Bajnai’s Haza és Haladás responded quickly. Victor Szigetvári is one of the deputy chairmen of the foundation and a talented campaign strategist. He was in charge of MSZP’s campaign in 2006 and 2010. Szigetvári naturally knew that 2010 was a lost cause, but someone had to take the job and he sacrificed himself, so to speak.
According to Szigetvári, CÖF is perhaps the richest civic organization in all of Europe. He claims that “the resources of CÖF are practically inexhaustible,” so it will be able to publish millions and millions of pamphlets with pseudo-scientific financial data for the 2002-2010 period. It will be, said Szigetvári, a second Magyar Vizsla.
A few words about Magyar Vizsla. It was a publication that tried to discredit Ferenc Gyurcsány and other leading members of the government in 2006. It was a primitive collection of lies that could easily be disproved. Naturally, it wasn’t Fidesz who lent its name to the publication.

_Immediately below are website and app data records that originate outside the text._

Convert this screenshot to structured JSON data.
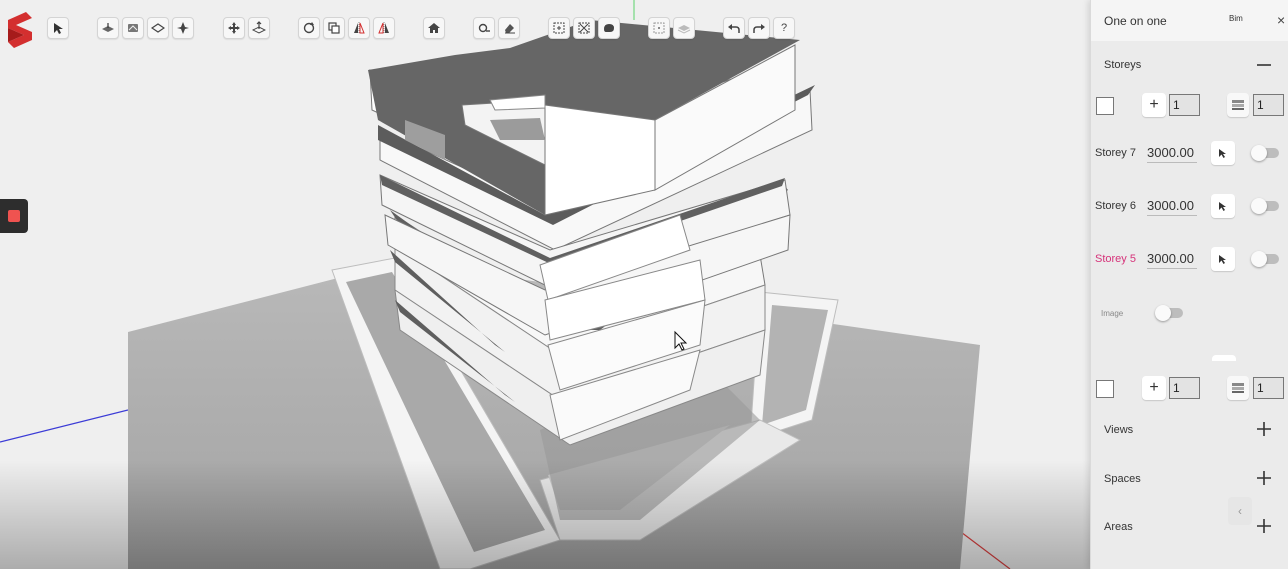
{
  "app": {
    "logo_icon": "app-logo-icon",
    "record_icon": "record-stop-icon"
  },
  "toolbar": {
    "buttons": [
      {
        "id": "select",
        "icon": "cursor-arrow-icon"
      },
      {
        "id": "floor-plane",
        "icon": "floor-plane-icon"
      },
      {
        "id": "slab",
        "icon": "slab-icon"
      },
      {
        "id": "diamond",
        "icon": "diamond-plane-icon"
      },
      {
        "id": "snap",
        "icon": "snap-icon"
      },
      {
        "id": "move",
        "icon": "move-arrows-icon"
      },
      {
        "id": "elevate",
        "icon": "elevate-icon"
      },
      {
        "id": "rotate",
        "icon": "rotate-icon"
      },
      {
        "id": "copy",
        "icon": "copy-icon"
      },
      {
        "id": "mirror-x",
        "icon": "mirror-x-icon"
      },
      {
        "id": "mirror-y",
        "icon": "mirror-y-icon"
      },
      {
        "id": "home",
        "icon": "home-icon"
      },
      {
        "id": "measure",
        "icon": "measure-icon"
      },
      {
        "id": "eraser",
        "icon": "eraser-icon"
      },
      {
        "id": "import",
        "icon": "import-icon"
      },
      {
        "id": "scan",
        "icon": "scan-icon"
      },
      {
        "id": "paint",
        "icon": "paint-icon"
      },
      {
        "id": "group",
        "icon": "group-icon"
      },
      {
        "id": "layers",
        "icon": "layers-icon"
      },
      {
        "id": "undo",
        "icon": "undo-icon"
      },
      {
        "id": "redo",
        "icon": "redo-icon"
      },
      {
        "id": "help",
        "icon": "help-icon",
        "label": "?"
      }
    ]
  },
  "panel": {
    "title": "One on one",
    "bim_label": "Bim",
    "close_label": "×",
    "storeys_section": {
      "label": "Storeys",
      "collapse_label": "—"
    },
    "top_controls": {
      "plus_label": "+",
      "count_value": "1",
      "layers_value": "1"
    },
    "storeys": [
      {
        "name": "Storey 7",
        "height": "3000.00",
        "active": false
      },
      {
        "name": "Storey 6",
        "height": "3000.00",
        "active": false
      },
      {
        "name": "Storey 5",
        "height": "3000.00",
        "active": true
      }
    ],
    "image_label": "Image",
    "bottom_controls": {
      "plus_label": "+",
      "count_value": "1",
      "layers_value": "1"
    },
    "sections": [
      {
        "label": "Views",
        "add_label": "+"
      },
      {
        "label": "Spaces",
        "add_label": "+"
      },
      {
        "label": "Areas",
        "add_label": "+"
      }
    ],
    "chevron_label": "‹"
  },
  "colors": {
    "active_storey": "#d6337a",
    "logo_red": "#d32f2f",
    "record_red": "#ef5350",
    "slab_dark": "#6b6b6b"
  }
}
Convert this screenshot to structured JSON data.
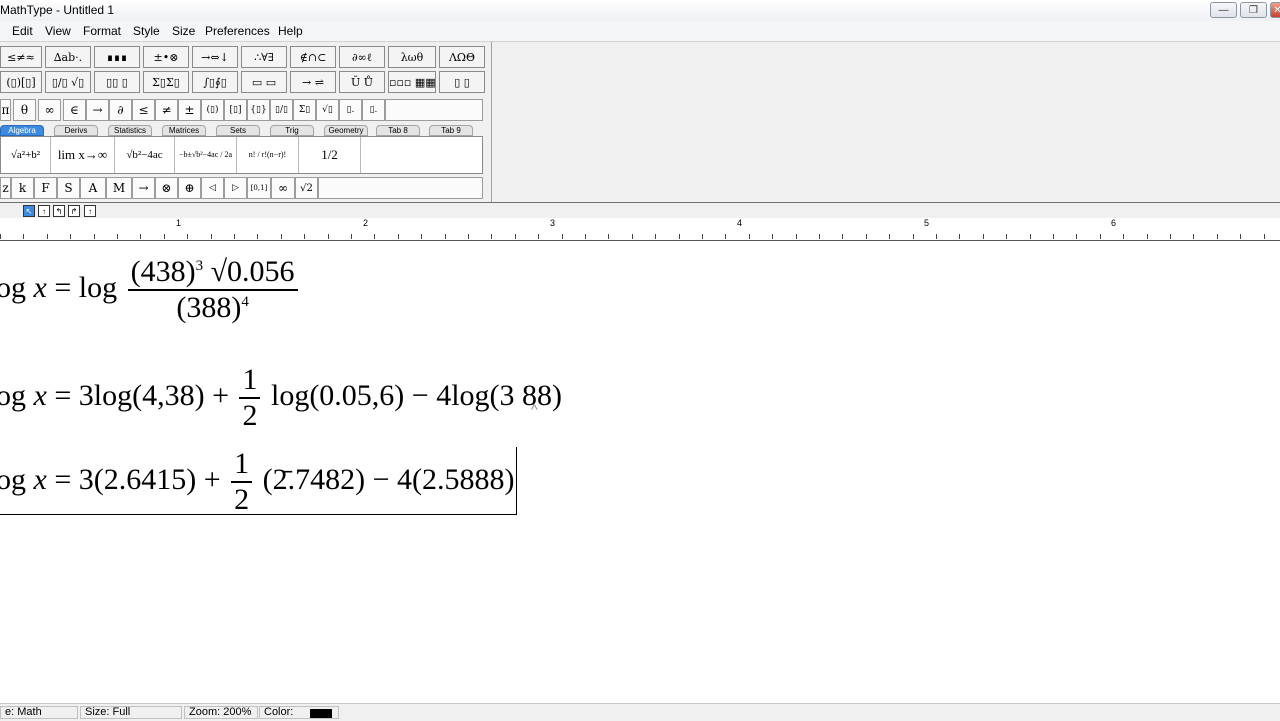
{
  "window": {
    "title": "MathType - Untitled 1",
    "controls": {
      "minimize": "—",
      "restore": "❐",
      "close": "✕"
    }
  },
  "menu": [
    "Edit",
    "View",
    "Format",
    "Style",
    "Size",
    "Preferences",
    "Help"
  ],
  "symbol_palettes": {
    "row1": [
      "≤≠≈",
      "∆ab·.",
      "∎∎∎",
      "±•⊗",
      "→⇔↓",
      "∴∀∃",
      "∉∩⊂",
      "∂∞ℓ",
      "λωθ",
      "ΛΩΘ"
    ],
    "row2": [
      "(▯)[▯]",
      "▯/▯ √▯",
      "▯▯ ▯",
      "Σ▯Σ▯",
      "∫▯∮▯",
      "▭ ▭",
      "→ ⇌",
      "Ū Ů",
      "▫▫▫ ▦▦",
      "▯ ▯"
    ]
  },
  "small_tools": [
    "π",
    "θ",
    "∞",
    "∈",
    "→",
    "∂",
    "≤",
    "≠",
    "±",
    "(▯)",
    "[▯]",
    "{▯}",
    "▯/▯",
    "Σ▯",
    "√▯",
    "▯.",
    "▯."
  ],
  "tabs": [
    "Algebra",
    "Derivs",
    "Statistics",
    "Matrices",
    "Sets",
    "Trig",
    "Geometry",
    "Tab 8",
    "Tab 9"
  ],
  "active_tab": "Algebra",
  "templates": [
    "√a²+b²",
    "lim x→∞",
    "√b²−4ac",
    "−b±√b²−4ac / 2a",
    "n! / r!(n−r)!",
    "1/2"
  ],
  "bottom_tools": [
    "z",
    "k",
    "F",
    "S",
    "A",
    "M",
    "→",
    "⊗",
    "⊕",
    "◁",
    "▷",
    "[0,1]",
    "∞",
    "√2"
  ],
  "nudge_buttons": [
    "↖",
    "↑",
    "↰",
    "↱",
    "↑"
  ],
  "ruler": {
    "labels": [
      "1",
      "2",
      "3",
      "4",
      "5",
      "6"
    ]
  },
  "equations": {
    "line1": {
      "lhs": "og",
      "var": "x",
      "eq": "= log",
      "num_base": "(438)",
      "num_exp": "3",
      "num_root": "√0.056",
      "den_base": "(388)",
      "den_exp": "4"
    },
    "line2": {
      "lhs": "og",
      "var": "x",
      "eq": "= 3log(4,38) +",
      "frac_num": "1",
      "frac_den": "2",
      "rest": "log(0.05,6) − 4log(3 88)"
    },
    "line3": {
      "lhs": "og",
      "var": "x",
      "eq": "= 3(2.6415) +",
      "frac_num": "1",
      "frac_den": "2",
      "rest": "(2̄.7482) − 4(2.5888)"
    },
    "caret": "^"
  },
  "status": {
    "style": "e: Math",
    "size": "Size: Full",
    "zoom": "Zoom: 200%",
    "color_label": "Color:",
    "color_value": "#000000"
  }
}
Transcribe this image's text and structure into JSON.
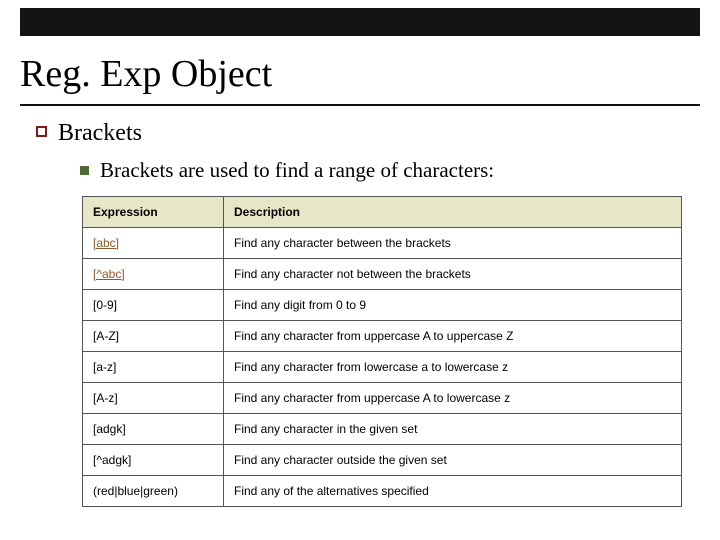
{
  "title": "Reg. Exp Object",
  "bullet1": "Brackets",
  "bullet2": "Brackets are used to find a range of characters:",
  "table": {
    "headers": [
      "Expression",
      "Description"
    ],
    "rows": [
      {
        "expr": "[abc]",
        "link": true,
        "desc": "Find any character between the brackets"
      },
      {
        "expr": "[^abc]",
        "link": true,
        "desc": "Find any character not between the brackets"
      },
      {
        "expr": "[0-9]",
        "link": false,
        "desc": "Find any digit from 0 to 9"
      },
      {
        "expr": "[A-Z]",
        "link": false,
        "desc": "Find any character from uppercase A to uppercase Z"
      },
      {
        "expr": "[a-z]",
        "link": false,
        "desc": "Find any character from lowercase a to lowercase z"
      },
      {
        "expr": "[A-z]",
        "link": false,
        "desc": "Find any character from uppercase A to lowercase z"
      },
      {
        "expr": "[adgk]",
        "link": false,
        "desc": "Find any character in the given set"
      },
      {
        "expr": "[^adgk]",
        "link": false,
        "desc": "Find any character outside the given set"
      },
      {
        "expr": "(red|blue|green)",
        "link": false,
        "desc": "Find any of the alternatives specified"
      }
    ]
  }
}
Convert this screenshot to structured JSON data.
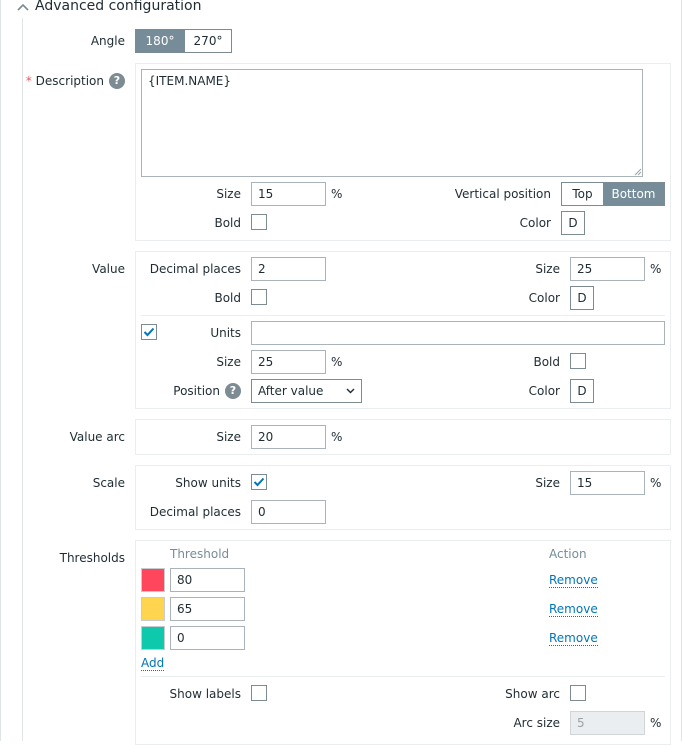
{
  "section": {
    "title": "Advanced configuration"
  },
  "angle": {
    "label": "Angle",
    "options": [
      "180°",
      "270°"
    ],
    "selected": "180°"
  },
  "description": {
    "label": "Description",
    "required_mark": "*",
    "help": "?",
    "value": "{ITEM.NAME}",
    "size_label": "Size",
    "size_value": "15",
    "unit": "%",
    "bold_label": "Bold",
    "bold_checked": false,
    "vpos_label": "Vertical position",
    "vpos_options": [
      "Top",
      "Bottom"
    ],
    "vpos_selected": "Bottom",
    "color_label": "Color",
    "color_value": "D"
  },
  "value": {
    "label": "Value",
    "decimal_label": "Decimal places",
    "decimal_value": "2",
    "size_label": "Size",
    "size_value": "25",
    "unit": "%",
    "bold_label": "Bold",
    "bold_checked": false,
    "color_label": "Color",
    "color_value": "D",
    "units_checked": true,
    "units_label": "Units",
    "units_value": "",
    "units_size_label": "Size",
    "units_size_value": "25",
    "units_bold_label": "Bold",
    "units_bold_checked": false,
    "position_label": "Position",
    "position_help": "?",
    "position_value": "After value",
    "units_color_label": "Color",
    "units_color_value": "D"
  },
  "value_arc": {
    "label": "Value arc",
    "size_label": "Size",
    "size_value": "20",
    "unit": "%"
  },
  "scale": {
    "label": "Scale",
    "show_units_label": "Show units",
    "show_units_checked": true,
    "size_label": "Size",
    "size_value": "15",
    "unit": "%",
    "decimal_label": "Decimal places",
    "decimal_value": "0"
  },
  "thresholds": {
    "label": "Thresholds",
    "col_threshold": "Threshold",
    "col_action": "Action",
    "rows": [
      {
        "color": "#ff465c",
        "value": "80",
        "action": "Remove"
      },
      {
        "color": "#ffd54f",
        "value": "65",
        "action": "Remove"
      },
      {
        "color": "#0ec9ac",
        "value": "0",
        "action": "Remove"
      }
    ],
    "add_label": "Add",
    "show_labels_label": "Show labels",
    "show_labels_checked": false,
    "show_arc_label": "Show arc",
    "show_arc_checked": false,
    "arc_size_label": "Arc size",
    "arc_size_value": "5",
    "unit": "%"
  },
  "colors": {
    "accent": "#0275b8",
    "segment_on": "#768d99",
    "border": "#7d8b93"
  }
}
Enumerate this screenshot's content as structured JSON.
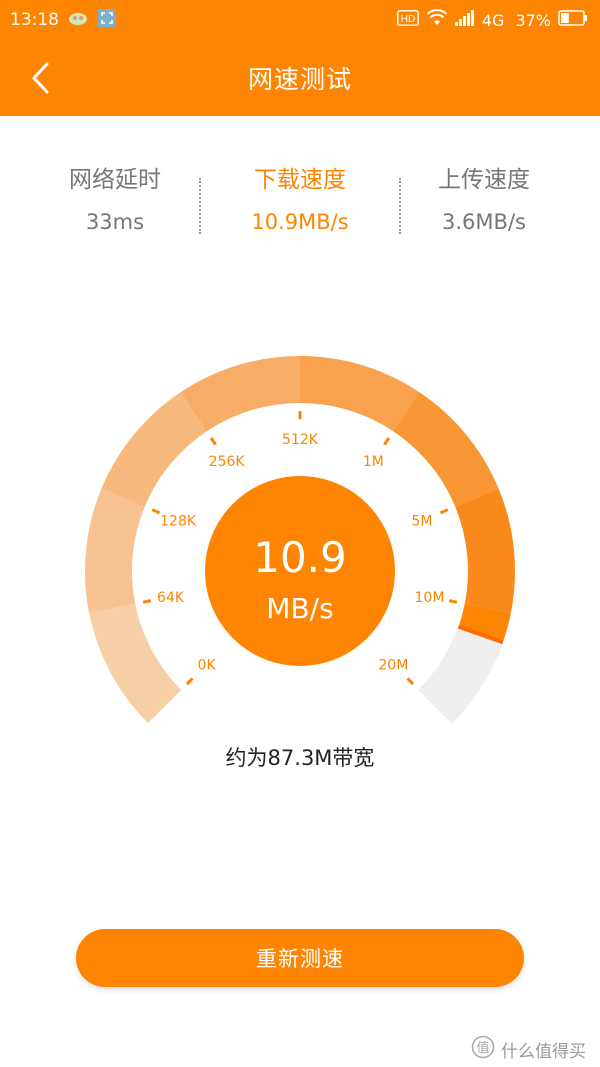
{
  "status_bar": {
    "time": "13:18",
    "hd": "HD",
    "network": "4G",
    "battery": "37%",
    "battery_level": 0.37
  },
  "header": {
    "title": "网速测试"
  },
  "stats": [
    {
      "label": "网络延时",
      "value": "33ms"
    },
    {
      "label": "下载速度",
      "value": "10.9MB/s"
    },
    {
      "label": "上传速度",
      "value": "3.6MB/s"
    }
  ],
  "gauge": {
    "value": "10.9",
    "unit": "MB/s",
    "ticks": [
      "0K",
      "64K",
      "128K",
      "256K",
      "512K",
      "1M",
      "5M",
      "10M",
      "20M"
    ],
    "progress_fraction": 0.905,
    "colors": {
      "accent": "#fd8502",
      "track_empty": "#efefef"
    }
  },
  "bandwidth_text": "约为87.3M带宽",
  "retest_label": "重新测速",
  "watermark": "什么值得买",
  "icons": {
    "back": "chevron-left-icon",
    "watermark": "smzdm-logo-icon"
  }
}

They dredged up a woman who claimed that she as a private person paid the millions of forints for the publication. Eventually, Magyar Vizsla was traced back through a fax number to Fidesz headquarters. But no problem. In typical Fidesz fashion they acted as if nothing had happened. Szigetvári expects a publication similar to Magyar Vizsla. Of course, by now Fidesz has perfected their dirty tricks, but who knows when they will trip up. Richard Nixon had much more practice, and still….
P.S. Anyone who would like support Gordon Bajnai’s Együtt 2014 can do so on the Internet: